#### [PROBLEM REQUIREMENTS]
Scan the following data for lines with "JSON" and state how many there are, as a number only.

(Dataset rows describing interfaces)

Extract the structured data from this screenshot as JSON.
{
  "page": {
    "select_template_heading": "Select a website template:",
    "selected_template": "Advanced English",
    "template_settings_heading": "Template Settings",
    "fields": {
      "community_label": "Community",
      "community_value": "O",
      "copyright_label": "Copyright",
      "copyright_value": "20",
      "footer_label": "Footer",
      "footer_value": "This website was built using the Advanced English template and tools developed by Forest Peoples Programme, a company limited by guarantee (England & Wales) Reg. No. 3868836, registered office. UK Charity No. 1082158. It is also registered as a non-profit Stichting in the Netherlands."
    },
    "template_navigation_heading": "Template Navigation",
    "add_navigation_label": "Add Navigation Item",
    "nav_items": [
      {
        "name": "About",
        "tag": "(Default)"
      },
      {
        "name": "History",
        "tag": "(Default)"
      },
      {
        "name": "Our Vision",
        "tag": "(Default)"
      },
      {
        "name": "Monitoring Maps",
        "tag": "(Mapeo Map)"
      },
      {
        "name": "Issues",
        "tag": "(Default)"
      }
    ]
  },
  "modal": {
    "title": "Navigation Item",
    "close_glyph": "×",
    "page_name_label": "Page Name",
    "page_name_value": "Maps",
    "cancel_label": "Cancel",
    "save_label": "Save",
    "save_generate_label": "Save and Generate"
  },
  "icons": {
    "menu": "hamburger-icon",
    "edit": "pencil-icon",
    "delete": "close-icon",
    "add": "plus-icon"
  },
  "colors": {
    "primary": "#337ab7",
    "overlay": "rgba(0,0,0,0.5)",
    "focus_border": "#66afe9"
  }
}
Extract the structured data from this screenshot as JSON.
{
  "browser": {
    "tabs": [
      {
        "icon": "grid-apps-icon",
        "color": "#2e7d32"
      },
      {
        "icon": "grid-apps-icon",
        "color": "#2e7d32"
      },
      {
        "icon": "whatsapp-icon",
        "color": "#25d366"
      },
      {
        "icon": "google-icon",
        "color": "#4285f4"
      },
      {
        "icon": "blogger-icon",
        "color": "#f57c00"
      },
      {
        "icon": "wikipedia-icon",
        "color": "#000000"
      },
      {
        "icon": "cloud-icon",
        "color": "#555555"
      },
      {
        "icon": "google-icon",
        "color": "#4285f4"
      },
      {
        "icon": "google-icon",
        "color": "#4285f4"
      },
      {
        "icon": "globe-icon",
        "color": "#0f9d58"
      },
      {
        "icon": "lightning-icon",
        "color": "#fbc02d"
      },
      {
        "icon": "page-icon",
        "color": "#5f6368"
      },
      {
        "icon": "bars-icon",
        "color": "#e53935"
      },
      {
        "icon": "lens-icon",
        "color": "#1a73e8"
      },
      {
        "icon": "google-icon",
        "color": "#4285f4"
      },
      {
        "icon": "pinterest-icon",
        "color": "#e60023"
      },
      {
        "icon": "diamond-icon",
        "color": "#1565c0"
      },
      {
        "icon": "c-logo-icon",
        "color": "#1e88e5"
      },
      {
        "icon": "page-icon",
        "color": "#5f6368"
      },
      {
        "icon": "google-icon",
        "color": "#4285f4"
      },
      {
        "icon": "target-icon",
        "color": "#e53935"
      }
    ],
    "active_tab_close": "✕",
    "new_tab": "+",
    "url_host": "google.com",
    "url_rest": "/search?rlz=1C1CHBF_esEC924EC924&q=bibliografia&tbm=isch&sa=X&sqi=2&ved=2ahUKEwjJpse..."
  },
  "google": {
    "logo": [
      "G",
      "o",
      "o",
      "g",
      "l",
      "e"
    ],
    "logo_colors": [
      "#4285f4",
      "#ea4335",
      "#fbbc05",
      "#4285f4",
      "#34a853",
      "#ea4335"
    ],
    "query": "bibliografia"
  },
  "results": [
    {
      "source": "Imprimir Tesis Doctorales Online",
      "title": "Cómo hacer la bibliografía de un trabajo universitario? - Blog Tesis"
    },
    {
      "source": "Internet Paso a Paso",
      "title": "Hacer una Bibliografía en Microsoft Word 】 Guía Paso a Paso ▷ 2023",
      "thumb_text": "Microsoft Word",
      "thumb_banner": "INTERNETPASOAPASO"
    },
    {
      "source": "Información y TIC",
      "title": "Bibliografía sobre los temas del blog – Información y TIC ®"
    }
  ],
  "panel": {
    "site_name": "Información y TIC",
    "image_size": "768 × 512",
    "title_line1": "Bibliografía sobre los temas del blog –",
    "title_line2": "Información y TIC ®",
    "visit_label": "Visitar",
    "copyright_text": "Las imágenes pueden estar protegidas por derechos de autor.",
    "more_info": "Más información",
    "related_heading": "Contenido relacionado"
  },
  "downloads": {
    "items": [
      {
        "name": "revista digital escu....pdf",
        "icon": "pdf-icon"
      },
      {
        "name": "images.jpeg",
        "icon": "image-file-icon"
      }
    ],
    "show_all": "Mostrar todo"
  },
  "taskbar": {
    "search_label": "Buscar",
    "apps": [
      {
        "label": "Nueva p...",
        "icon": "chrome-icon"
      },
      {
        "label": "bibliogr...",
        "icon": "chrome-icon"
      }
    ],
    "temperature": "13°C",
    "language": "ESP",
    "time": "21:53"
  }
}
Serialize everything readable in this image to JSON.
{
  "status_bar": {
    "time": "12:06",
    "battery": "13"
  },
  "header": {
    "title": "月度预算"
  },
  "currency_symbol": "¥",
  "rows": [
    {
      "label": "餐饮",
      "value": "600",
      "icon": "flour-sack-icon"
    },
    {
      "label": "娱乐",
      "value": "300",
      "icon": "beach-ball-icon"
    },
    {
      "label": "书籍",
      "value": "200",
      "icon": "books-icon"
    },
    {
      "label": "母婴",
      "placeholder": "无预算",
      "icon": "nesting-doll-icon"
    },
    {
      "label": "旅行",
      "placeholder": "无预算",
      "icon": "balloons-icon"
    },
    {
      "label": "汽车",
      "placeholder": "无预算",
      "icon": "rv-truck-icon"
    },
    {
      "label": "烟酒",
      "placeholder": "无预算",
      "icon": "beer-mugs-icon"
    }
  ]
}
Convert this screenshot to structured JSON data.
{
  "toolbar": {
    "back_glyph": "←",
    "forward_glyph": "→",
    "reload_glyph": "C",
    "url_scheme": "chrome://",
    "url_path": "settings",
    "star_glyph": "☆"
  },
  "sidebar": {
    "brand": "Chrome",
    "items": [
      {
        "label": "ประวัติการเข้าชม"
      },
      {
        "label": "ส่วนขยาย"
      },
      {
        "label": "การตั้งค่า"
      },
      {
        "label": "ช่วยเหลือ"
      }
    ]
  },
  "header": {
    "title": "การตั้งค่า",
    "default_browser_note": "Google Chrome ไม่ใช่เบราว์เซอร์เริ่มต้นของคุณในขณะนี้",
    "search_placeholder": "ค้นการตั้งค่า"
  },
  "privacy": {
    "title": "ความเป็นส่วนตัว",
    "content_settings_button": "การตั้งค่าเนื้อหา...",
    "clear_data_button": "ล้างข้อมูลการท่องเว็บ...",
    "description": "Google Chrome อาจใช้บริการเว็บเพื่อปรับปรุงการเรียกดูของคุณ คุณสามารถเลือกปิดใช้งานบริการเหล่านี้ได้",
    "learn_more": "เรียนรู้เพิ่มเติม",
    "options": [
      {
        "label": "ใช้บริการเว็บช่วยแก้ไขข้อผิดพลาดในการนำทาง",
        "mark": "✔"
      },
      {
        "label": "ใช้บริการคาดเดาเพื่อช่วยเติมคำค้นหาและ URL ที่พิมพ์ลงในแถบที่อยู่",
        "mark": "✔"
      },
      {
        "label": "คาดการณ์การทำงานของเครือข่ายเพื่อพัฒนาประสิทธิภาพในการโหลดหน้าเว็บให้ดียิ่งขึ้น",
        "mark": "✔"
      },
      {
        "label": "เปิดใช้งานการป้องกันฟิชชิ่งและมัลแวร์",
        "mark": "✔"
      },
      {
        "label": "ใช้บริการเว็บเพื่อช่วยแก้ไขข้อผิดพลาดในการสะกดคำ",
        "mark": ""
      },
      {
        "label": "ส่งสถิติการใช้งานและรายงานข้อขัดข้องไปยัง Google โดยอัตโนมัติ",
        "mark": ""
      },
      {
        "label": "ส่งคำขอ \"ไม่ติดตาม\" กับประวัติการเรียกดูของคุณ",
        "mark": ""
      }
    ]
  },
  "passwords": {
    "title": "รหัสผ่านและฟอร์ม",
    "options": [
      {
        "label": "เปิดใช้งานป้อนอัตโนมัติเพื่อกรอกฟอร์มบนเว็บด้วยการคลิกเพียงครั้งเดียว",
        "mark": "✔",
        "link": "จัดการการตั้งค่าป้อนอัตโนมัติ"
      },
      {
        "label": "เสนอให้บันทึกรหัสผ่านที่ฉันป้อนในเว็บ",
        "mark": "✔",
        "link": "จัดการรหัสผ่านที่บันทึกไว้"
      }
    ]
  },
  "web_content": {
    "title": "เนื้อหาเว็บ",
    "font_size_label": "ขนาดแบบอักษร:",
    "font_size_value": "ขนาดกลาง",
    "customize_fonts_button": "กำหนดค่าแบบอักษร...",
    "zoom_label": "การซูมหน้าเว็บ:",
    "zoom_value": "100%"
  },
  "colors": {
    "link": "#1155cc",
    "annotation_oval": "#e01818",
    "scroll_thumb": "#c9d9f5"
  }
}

#### [TASK ANSWER]
4